In John Rawls A Theory of Justice, he argues for the circumstances that justify civil disobedience in just societies. These societies encompass just institutions governed by the principles of justice and founded in the principles of fairness from which obligations are derived. Compliance with the natural duties of mutual respect and mutual aid is also expected. These premises are paramount in Rawls’s argument as it allows us to see which types of societies his statement applies to and to understand the justification for civil disobedience better.
Obligations and Fairness
To Rawls, all obligations stem from the principles of fairness as this allows us to provide a careful judgment of what is duty and obligation and ensure obligations arise only if certain conditions are met. The principles of fairness state: first, that every person has the same right to everything that everyone else has a right to; second, that there is a specific procedure to follow when dealing with unequal rights. The latter approach goes as follows: “leftovers” of goods that everyone has an equal right to shall be distributed in such a way as to most benefit the least well off. One agrees to such a process with the conception that fairness in distribution will be achieved over time as one accumulates benefits. The acceptance of these benefits to advance our position in society creates the obligation to carry out duties. There is also a natural duty to comply that individuals are born into and regulate the scope of our activity and obligations that arise from the rule of promising. The common denominator between these instances of obligation is that they originate from one’s participation in the state and its societal expectations. One could state succinctly that obligations arise from acceptance, whether of goods or societal practices. These are voluntary acts, and laws do not force one to accept goods or uphold promises.
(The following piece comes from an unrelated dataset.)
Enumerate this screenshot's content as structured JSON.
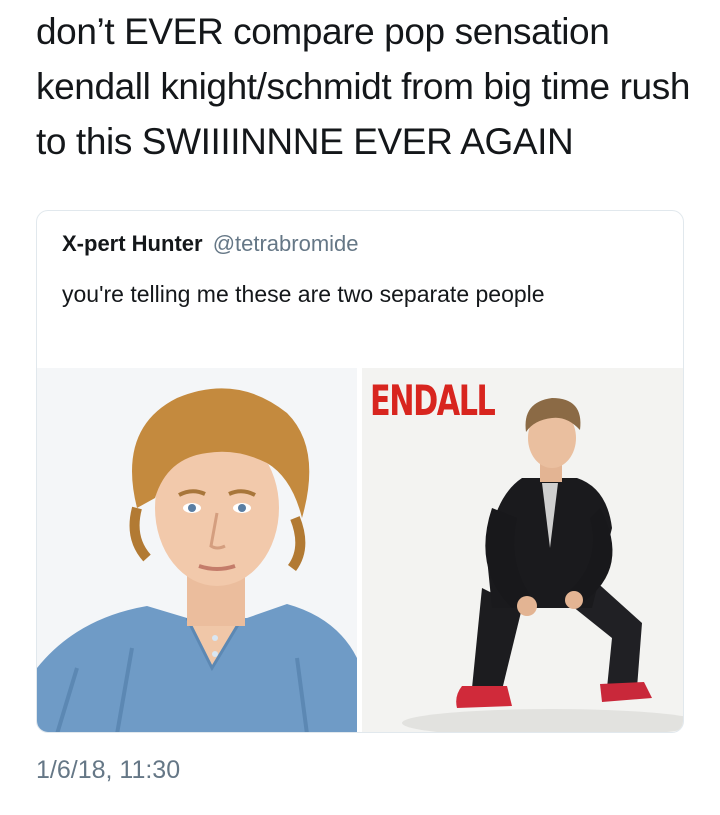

Compliance and Unjust Laws
Rawls feels that injustice is an endogenous problem of a society arising from a conflict of principles. Within a community, individuals place different values on different principles and come to their conception of appropriate priorities. What is unjust to one may seem just to another. To understand how one is to address these concerns, Rawls points us towards what is accepted by the majority of members within a nearly just society; this is majority rule. In a just constitutional society, the constitution is where one would derive what is considered acceptable by society. It would provide the guidelines for compliance. As such, the dictates of the principles of fairness, provided they are adhered to, allow one to choose to live and benefit from the pretense of a constitution governed by majority rule and accept that the majority and compromises share not each individual’s opinions must be made. This would lead to a situation where one may be obligated to comply with unjust laws. However, no society or its institutions are perfect, and they are limited to imperfect procedures, which leads to the development of unjust laws.
Civil Disobedience and its Justifications
When an institution limits either one of the principles of fairness, they create a situation that is considered unjust and invokes a response. Provided this injustice is shared by the majority of those within the community, they must voice their discontent with the insurers of their constitutional rights. In this situation, the minority groups whose rights are infringed upon should ideally work together to form a political alliance while regulating their dissent level, not undermining their institutions or compromising their constitution. To Rawls, this justifies civil disobedience, which he defines as “public, non-violent, conscientious yet political act contrary to law, usually done to bring about a change in the government’s law or policies.” When used in this manner, civil disobedience can be seen as providing the balance needed in a constitutional system, strengthen these institutions, prevent future deviations from justice, and “introduce stability into a well-ordered society.”
Rawls, John. A theory of justice. Harvard university press, 2009.